September 25, 2015

Link: Chance the Rapper and Friends Count Their Blessings: Donnie Trumpet and the Social Experiment / Paris / STS X RJD2 / Akrobatik / P.K. (Park Kultury) / Public Enemy

Donnie Trumpet and the Social Experiment: Surf (free) At a moment when conscious rap has never had more reason to be militant, Chance the Rapper, his man with a horn, and friends near and far count their blessings, to borrow an idiom one Saba invokes immediately before his uncle on house arrest dies in his sleep. Not by chance does Chance lead with one called "Miracle," because the title ain't no joke--the mood does in fact recall the Beach Boys of, say, six months before Pet Sounds and 60 years before Cali turned firetrap. Like Broken Social Scene with more swing and deeper soul, most of these young adults are making decent livings making good music, quite a few are better off than that, and all of them are so glad about it they infuse even their warnings about open windows and Migos videos with an airy lyricism that evokes Digable Planets, PM Dawn, and Jon Hassell himself. This is an album where Big Sean and B.o.B. reflect separately and ruefully on their high school careers, where Erykah Badu plays den mother and sage, where Bustah Rhymes figures "This whole planet belongs to me/We all feel the same so it belongs to we," where I haven't even mentioned the should-be hit. It's called "Sunday Candy" and it comes at the end. A

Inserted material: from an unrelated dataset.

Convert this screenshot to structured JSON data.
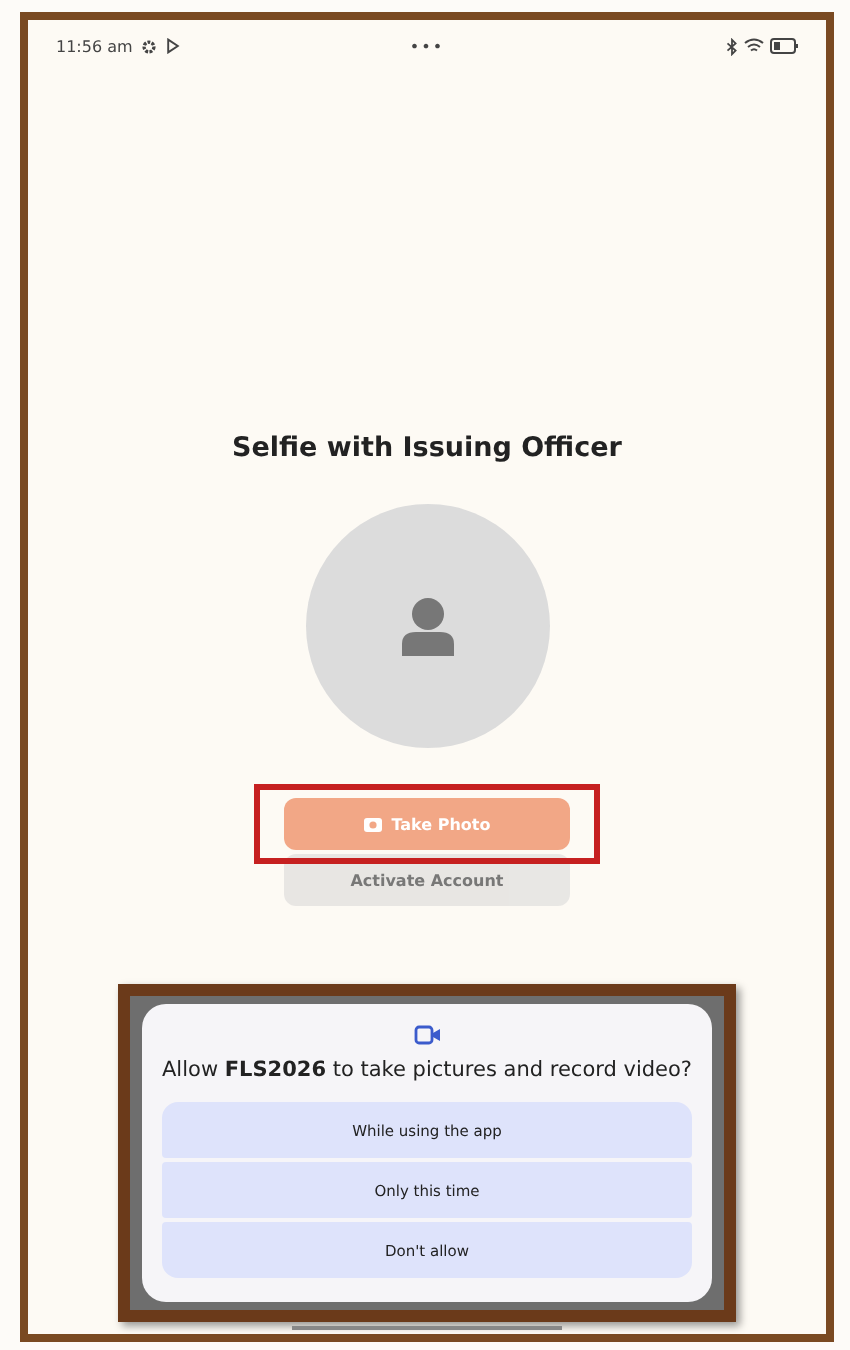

Paris: Pistol Politics (Guerrilla Funk) The Bush killa switched from rapper to stockbroker circa Y2K, made a modest fortune, then returned to music self-financed and angrier than ever. America? "We lead the world in only three categories-number of characters locked up, number of grown folks who believe angels are real, and defense spending." Obama? "They hate 'cause he black. We hate 'cause he wrong." And those are mere cappers. Like Boots Riley, Paris rhymes over the kind of old-fashioned funk favored in the East Bay from Too Short to Lyrics Born, inveighing knowledgeably for an hour and a half against the capitalism he knows so well as he drops his own brand of street science-try "Side Effect," about thugging without health insurance, "Murder Suit," about funeral wear, "Truce Music," about ending hostilities best redirected, "Bring That Slap Back," about armed self-defense. Of course I don't "agree" with everything he says. Do I "agree" with Lil Wayne? Anyway, usually I do. A MINUS

STS X RJD2: STS X RJD2 (RJ's Electrical Connections) Consciously good-humored Atlanta-to-Philly Sugar Tongue Slim cajoles seriously conscious Philly beatmaker ("Hold On, Here It Go," "Do It Right") ***

Akrobatik: Built to Last (Playaktion) Nice guy almost dies, lives to rap about it ("Alive," "Let's Keep It Goin'") **

P.K. (Park Kultury): Get Lost (H.S.I.) Screwed-and-chopped the natural way-they rap in Russian ("True La La," "Boss Obama") **

Public Enemy: Man Plans God Laughs (Spitdigital) Pained, somewhat congealed, they soldier on ("Give Peace a Damn," "Mine Again") *

Noisey, September 2015

August 2015 October 2015